Prolonged Medical Cannabis Treatment is Associated With Quality of Life Improvement and Reduction of Analgesic Medication Consumption in Chronic Pain Patients

Chronic non-cancer pain (CNCP) is one of the most prevalent indications for medical cannabis (MC) treatment globally. In this study, we investigated CNCP parameters in patients during prolonged MC treatment, and assessed the interrelation between CNCP parameters and the chemical composition of MC chemovar used.

,

Mini-Review Cannabis in palliative care: current challenges and practical recommendations

Pain and symptom control challenges are common in palliative care, and the search for other therapeutic strategies is ongoing.

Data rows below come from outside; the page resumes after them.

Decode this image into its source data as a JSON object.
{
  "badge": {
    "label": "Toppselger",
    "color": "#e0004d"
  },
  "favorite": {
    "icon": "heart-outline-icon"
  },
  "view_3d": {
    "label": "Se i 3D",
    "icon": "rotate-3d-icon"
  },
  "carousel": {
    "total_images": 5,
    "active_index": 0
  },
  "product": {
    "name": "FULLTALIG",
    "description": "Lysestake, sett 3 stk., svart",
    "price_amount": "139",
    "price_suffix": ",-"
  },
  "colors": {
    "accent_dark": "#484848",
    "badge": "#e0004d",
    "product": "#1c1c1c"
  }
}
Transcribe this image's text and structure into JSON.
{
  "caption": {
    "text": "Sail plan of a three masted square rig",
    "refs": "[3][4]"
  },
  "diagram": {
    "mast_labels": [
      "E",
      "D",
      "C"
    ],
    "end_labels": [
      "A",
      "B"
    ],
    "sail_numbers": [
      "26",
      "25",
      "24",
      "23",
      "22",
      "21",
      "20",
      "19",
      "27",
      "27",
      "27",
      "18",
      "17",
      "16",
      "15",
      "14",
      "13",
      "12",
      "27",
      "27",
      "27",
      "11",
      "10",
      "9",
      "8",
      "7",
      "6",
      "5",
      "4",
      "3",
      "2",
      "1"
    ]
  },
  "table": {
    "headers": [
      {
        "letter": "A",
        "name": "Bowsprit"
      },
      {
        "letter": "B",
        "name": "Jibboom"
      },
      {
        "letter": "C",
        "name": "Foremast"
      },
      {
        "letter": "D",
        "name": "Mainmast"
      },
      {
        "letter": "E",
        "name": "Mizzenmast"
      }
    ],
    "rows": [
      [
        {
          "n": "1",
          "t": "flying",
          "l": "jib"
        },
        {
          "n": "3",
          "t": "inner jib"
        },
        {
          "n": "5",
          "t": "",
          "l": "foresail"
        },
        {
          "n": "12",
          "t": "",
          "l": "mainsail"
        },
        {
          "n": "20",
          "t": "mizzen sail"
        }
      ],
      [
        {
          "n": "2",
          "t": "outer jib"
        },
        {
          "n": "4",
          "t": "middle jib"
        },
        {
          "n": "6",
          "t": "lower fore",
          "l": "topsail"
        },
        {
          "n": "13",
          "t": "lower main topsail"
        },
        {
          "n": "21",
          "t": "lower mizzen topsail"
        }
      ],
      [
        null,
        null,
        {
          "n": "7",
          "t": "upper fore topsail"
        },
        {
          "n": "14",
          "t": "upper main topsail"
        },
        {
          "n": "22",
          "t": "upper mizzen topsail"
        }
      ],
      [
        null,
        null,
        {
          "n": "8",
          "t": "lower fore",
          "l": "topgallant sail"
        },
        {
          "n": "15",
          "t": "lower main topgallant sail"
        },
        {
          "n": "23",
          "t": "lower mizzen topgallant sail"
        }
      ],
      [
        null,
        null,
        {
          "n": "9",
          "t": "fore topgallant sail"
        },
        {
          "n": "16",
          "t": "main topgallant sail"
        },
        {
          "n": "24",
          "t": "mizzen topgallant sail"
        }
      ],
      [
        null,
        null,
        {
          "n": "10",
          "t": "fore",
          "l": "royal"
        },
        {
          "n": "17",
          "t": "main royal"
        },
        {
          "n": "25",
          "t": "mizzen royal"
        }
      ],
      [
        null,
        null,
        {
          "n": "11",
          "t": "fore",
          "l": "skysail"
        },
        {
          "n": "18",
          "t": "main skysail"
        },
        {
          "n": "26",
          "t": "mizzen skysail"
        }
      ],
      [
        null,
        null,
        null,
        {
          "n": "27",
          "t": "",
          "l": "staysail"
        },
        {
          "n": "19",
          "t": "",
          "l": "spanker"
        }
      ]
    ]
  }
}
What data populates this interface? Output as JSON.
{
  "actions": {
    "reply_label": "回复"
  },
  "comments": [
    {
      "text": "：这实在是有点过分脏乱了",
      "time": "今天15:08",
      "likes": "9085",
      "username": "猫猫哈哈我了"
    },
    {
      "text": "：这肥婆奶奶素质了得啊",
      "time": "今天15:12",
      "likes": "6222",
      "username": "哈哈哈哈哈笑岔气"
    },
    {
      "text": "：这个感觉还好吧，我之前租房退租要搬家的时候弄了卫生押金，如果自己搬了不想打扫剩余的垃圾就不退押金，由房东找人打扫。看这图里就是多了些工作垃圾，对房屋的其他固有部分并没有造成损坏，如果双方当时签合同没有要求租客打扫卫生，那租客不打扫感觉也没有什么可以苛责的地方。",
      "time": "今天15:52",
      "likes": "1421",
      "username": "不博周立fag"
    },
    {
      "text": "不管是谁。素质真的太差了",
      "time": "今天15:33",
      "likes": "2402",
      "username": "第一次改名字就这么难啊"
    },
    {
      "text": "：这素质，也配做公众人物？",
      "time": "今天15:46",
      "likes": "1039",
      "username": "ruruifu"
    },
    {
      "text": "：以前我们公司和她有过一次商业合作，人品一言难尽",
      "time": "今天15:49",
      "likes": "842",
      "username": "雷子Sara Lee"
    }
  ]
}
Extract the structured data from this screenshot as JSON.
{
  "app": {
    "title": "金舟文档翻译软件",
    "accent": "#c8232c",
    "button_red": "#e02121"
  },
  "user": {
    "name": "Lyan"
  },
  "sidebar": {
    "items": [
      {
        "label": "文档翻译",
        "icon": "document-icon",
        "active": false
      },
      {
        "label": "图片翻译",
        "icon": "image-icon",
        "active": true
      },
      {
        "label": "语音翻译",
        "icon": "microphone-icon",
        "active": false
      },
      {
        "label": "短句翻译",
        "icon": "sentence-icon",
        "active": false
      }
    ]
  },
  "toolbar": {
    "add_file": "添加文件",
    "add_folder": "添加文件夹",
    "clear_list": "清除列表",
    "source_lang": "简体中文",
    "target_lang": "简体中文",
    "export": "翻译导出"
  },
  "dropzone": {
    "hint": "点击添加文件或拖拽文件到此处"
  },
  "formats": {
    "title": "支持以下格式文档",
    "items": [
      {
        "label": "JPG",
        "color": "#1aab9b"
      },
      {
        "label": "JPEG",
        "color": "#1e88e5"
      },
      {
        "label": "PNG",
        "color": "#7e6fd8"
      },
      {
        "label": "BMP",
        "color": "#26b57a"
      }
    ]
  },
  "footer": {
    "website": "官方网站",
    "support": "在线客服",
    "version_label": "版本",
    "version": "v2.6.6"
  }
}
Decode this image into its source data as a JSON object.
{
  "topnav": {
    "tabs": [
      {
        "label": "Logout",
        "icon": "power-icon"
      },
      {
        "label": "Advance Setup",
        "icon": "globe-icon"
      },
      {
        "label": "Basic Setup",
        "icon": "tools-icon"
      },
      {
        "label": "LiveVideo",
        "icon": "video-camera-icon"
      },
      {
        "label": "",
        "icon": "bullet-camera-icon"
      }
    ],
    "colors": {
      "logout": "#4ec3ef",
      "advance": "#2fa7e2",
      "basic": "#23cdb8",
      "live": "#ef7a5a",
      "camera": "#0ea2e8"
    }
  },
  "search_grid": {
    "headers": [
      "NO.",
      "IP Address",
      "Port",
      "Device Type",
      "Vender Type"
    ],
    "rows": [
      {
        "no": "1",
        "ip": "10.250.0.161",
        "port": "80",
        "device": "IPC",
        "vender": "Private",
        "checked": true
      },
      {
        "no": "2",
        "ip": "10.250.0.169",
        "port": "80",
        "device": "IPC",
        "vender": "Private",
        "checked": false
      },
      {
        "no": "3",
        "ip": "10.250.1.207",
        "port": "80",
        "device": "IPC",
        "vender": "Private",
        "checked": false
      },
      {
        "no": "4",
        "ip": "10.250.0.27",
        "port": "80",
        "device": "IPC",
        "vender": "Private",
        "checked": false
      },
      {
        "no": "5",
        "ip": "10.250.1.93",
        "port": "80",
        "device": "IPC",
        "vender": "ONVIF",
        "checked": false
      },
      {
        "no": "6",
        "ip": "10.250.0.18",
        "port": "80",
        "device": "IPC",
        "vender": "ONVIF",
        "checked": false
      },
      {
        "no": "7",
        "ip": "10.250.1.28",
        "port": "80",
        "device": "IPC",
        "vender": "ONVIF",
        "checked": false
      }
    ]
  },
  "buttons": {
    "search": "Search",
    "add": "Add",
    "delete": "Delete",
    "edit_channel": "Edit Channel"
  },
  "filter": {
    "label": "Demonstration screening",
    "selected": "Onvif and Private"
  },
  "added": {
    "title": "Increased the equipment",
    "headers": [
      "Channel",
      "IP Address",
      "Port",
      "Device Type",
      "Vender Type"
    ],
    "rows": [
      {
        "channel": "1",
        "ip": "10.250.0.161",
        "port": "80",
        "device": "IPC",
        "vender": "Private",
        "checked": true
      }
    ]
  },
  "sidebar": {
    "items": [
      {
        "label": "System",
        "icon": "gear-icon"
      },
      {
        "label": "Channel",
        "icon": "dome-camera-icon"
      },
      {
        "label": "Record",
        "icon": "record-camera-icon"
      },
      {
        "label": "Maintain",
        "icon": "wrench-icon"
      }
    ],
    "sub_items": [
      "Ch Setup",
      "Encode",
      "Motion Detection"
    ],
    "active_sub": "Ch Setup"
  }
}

Unfortunately, patients and their caregivers are receiving little information or support from healthcare providers regarding the increasingly popular cannabinoid-based medicines (CBM). Clinicians, meanwhile, feel understandably perplexed by the discrepancy between the available evidence and the rapid interest in which patients and their families have demonstrated for CBM. There is an urgent need to address the many challenges that are delaying the appropriate integration of CBM into clinical practice, notwithstanding the obvious need for a solid general knowledge of pharmacology, mechanism of action and available clinical evidence supporting its use

,

Cannabidiol Treatment Results in a Common Gene Expression Response Across Aggressive Cancer Cells from Various Origins

Glioblastoma multiforme (GBM) is a relatively rare type of brain tumour with an incidence rate around 6 per 100,000. Even with the widely practiced combination of radiotherapy with adjuvant temozolomide, the median overall survival remains low with just 13.5 to 16 months after diagnosis. Patients and Methods: We retrospectively reviewed the survival of a cohort of 15 consecutive, unselected patients with histopathologically confirmed glioblastoma multiforme (GBM) who received CBD (400 to 600 mg orally per day) in addition to standard therapy (maximum resection of the tumour followed by radio- chemotherapy). Results: Of 15 patients, seven (46.7%) are now living for at least 24 months, and four (26.7%) for at least 36 months. This is more than twice as long as has been previously reported in the literature. The mean overall survival is currently 24.2 months (median 21 months). Conclusion: CBD is a well supported co-medication and seems to prolong the survival of patients with glioblastoma multiforme.